For an adult defendant
For an adult defendant, a custodial sentence means prison. A custodial sentence is defined by the Section 76 of the Power of Criminal Courts (Sentencing) Act 2000 and Criminal Justice Act 2003 states that a court should not pass a custodial sentence unless it considers that the crime was so serious that only a custodial sentence is justified. Although the previous Conservative Government claimed that prison works in the sense that offenders cannot commit crime while they are in prison, and so the public is protected, however the number of people in prison has been growing at an alarming rate over the recent years causing the prisons to be overcrowded. To what extend it would be far better to impose community sentences rather than custodial sentences as well as the circumstances in which a court might choose to impose a community sentence, will be further access in the discussion below.
Section 148 of the Criminal Justice Act 2003 states that a community sentence can only be imposed if the offence was serious enough to warrant such a sentence. This sentence combines punishment with activities carried out in the community. It has requirement on the offenders that they must meet while serving their sentences. Where a court passes a community sentence, the particular requirements of the sentence must be the most suitable for the offender. The restrictions on liberty imposed by the order must be commensurate with the seriousness of the offence, or the combination of the offence and one or more offences associated with it.

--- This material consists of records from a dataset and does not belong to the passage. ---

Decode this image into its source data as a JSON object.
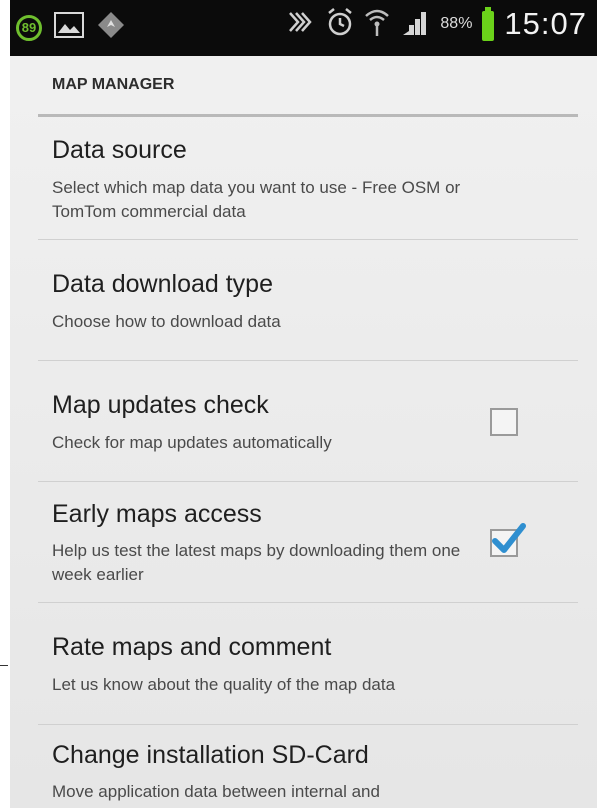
{
  "status_bar": {
    "notification_count": "89",
    "icons": [
      "image-icon",
      "navigation-icon",
      "nfc-icon",
      "alarm-icon",
      "wifi-icon",
      "signal-icon"
    ],
    "battery_percent": "88%",
    "time": "15:07",
    "battery_color": "#6bd21a",
    "badge_color": "#6fbf2e"
  },
  "section": {
    "header": "MAP MANAGER"
  },
  "items": [
    {
      "title": "Data source",
      "summary": "Select which map data you want to use - Free OSM or TomTom commercial data"
    },
    {
      "title": "Data download type",
      "summary": "Choose how to download data"
    },
    {
      "title": "Map updates check",
      "summary": "Check for map updates automatically",
      "checked": false
    },
    {
      "title": "Early maps access",
      "summary": "Help us test the latest maps by downloading them one week earlier",
      "checked": true
    },
    {
      "title": "Rate maps and comment",
      "summary": "Let us know about the quality of the map data"
    },
    {
      "title": "Change installation SD-Card",
      "summary": "Move application data between internal and"
    }
  ],
  "colors": {
    "checkmark": "#2f8fd0"
  }
}
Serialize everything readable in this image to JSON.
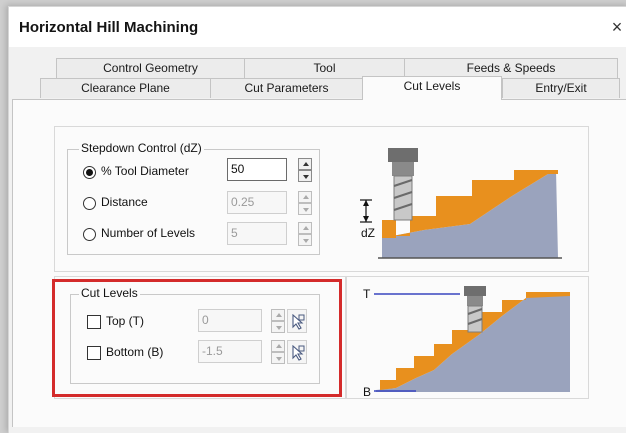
{
  "window": {
    "title": "Horizontal Hill Machining",
    "close_label": "×"
  },
  "tabs": {
    "back_row": [
      "Control Geometry",
      "Tool",
      "Feeds & Speeds"
    ],
    "front_row": [
      "Clearance Plane",
      "Cut Parameters",
      "Cut Levels",
      "Entry/Exit"
    ],
    "active": "Cut Levels"
  },
  "stepdown": {
    "group_title": "Stepdown Control (dZ)",
    "options": [
      {
        "label": "% Tool Diameter",
        "value": "50",
        "selected": true
      },
      {
        "label": "Distance",
        "value": "0.25",
        "selected": false
      },
      {
        "label": "Number of Levels",
        "value": "5",
        "selected": false
      }
    ],
    "diagram_label": "dZ"
  },
  "cut_levels": {
    "group_title": "Cut Levels",
    "top": {
      "label": "Top (T)",
      "value": "0",
      "checked": false
    },
    "bottom": {
      "label": "Bottom (B)",
      "value": "-1.5",
      "checked": false
    },
    "diagram_top_label": "T",
    "diagram_bottom_label": "B"
  },
  "colors": {
    "highlight_border": "#d42b2b",
    "step_orange": "#e8901e",
    "part_gray": "#9aa3bd",
    "limit_line": "#3946c0"
  }
}
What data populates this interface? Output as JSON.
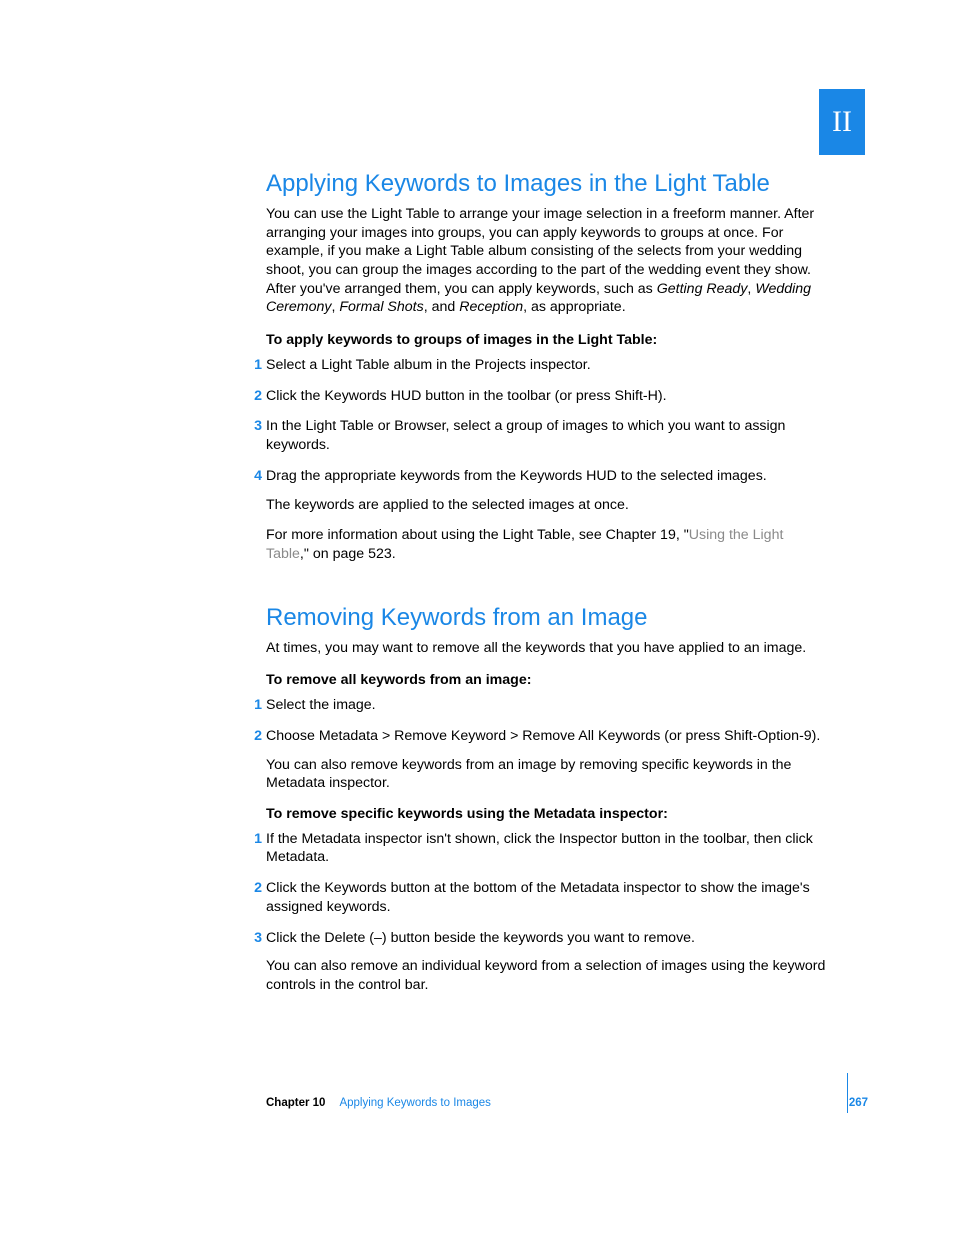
{
  "part_label": "II",
  "section1": {
    "heading": "Applying Keywords to Images in the Light Table",
    "intro_pre": "You can use the Light Table to arrange your image selection in a freeform manner. After arranging your images into groups, you can apply keywords to groups at once. For example, if you make a Light Table album consisting of the selects from your wedding shoot, you can group the images according to the part of the wedding event they show. After you've arranged them, you can apply keywords, such as ",
    "kw1": "Getting Ready",
    "sep1": ", ",
    "kw2": "Wedding Ceremony",
    "sep2": ", ",
    "kw3": "Formal Shots",
    "sep3": ", and ",
    "kw4": "Reception",
    "intro_post": ", as appropriate.",
    "lead": "To apply keywords to groups of images in the Light Table:",
    "steps": [
      "Select a Light Table album in the Projects inspector.",
      "Click the Keywords HUD button in the toolbar (or press Shift-H).",
      "In the Light Table or Browser, select a group of images to which you want to assign keywords.",
      "Drag the appropriate keywords from the Keywords HUD to the selected images."
    ],
    "after1": "The keywords are applied to the selected images at once.",
    "after2_pre": "For more information about using the Light Table, see Chapter 19, \"",
    "after2_link": "Using the Light Table",
    "after2_post": ",\" on page 523."
  },
  "section2": {
    "heading": "Removing Keywords from an Image",
    "intro": "At times, you may want to remove all the keywords that you have applied to an image.",
    "leadA": "To remove all keywords from an image:",
    "stepsA": [
      "Select the image.",
      "Choose Metadata > Remove Keyword > Remove All Keywords (or press Shift-Option-9)."
    ],
    "afterA": "You can also remove keywords from an image by removing specific keywords in the Metadata inspector.",
    "leadB": "To remove specific keywords using the Metadata inspector:",
    "stepsB": [
      "If the Metadata inspector isn't shown, click the Inspector button in the toolbar, then click Metadata.",
      "Click the Keywords button at the bottom of the Metadata inspector to show the image's assigned keywords.",
      "Click the Delete (–) button beside the keywords you want to remove."
    ],
    "afterB": "You can also remove an individual keyword from a selection of images using the keyword controls in the control bar."
  },
  "footer": {
    "chapter": "Chapter 10",
    "name": "Applying Keywords to Images",
    "page": "267"
  }
}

To what extent the statement is accurate, community sentence avoid the need of locking up and sending more offenders to the jail which will further lead increasing the population to the already overcrowded prison. Alternatively, the community sentences impose substantial restrictions on the offender’s freedom and following the Crime and Courts Act 2013, every community sentences must contain a punitive element, such as unpaid work or a curfew order. Besides, the requirement in the community order also includes rehabilitation activities, supervision requirement tor foreign travel prohibition. As a result, imposing community sentence punish the offenders at the same time it helps in reducing the problem such as shortage of prison places which further lead to the decision of government to put some prisoners in police cells while providing no facilities for education and rehabilitation. In addition, the prisons are also extremely expensive, three weeks in prison costs as much as a lengthy community sentence. By locking up a person in the prison for 30 years, the state is investing a million pounds in punishing that individual.
Although there are good reasons to encourage the use of the community sentences, the custodial sentence may still be necessary for serious crime involving violence. Custodial sentence works in a way that by putting the defendant in the cells, it protects the members of public from significant risk of serious harm from the dangerous offenders. There might have some concerns arise if a dangerous offender is not given a custodial sentence but curfew order if he is not adequately supervised by the probation service.
In conclusion, it is understandable for the court to impose community sentence due to the problem of increasing population in the prison. However, the courts have to be vary when imposing a sentence and subject to proper assessment by taking into account the nature of the crime as well as other factors to commensurate the seriousness of the crime convicted by the individual.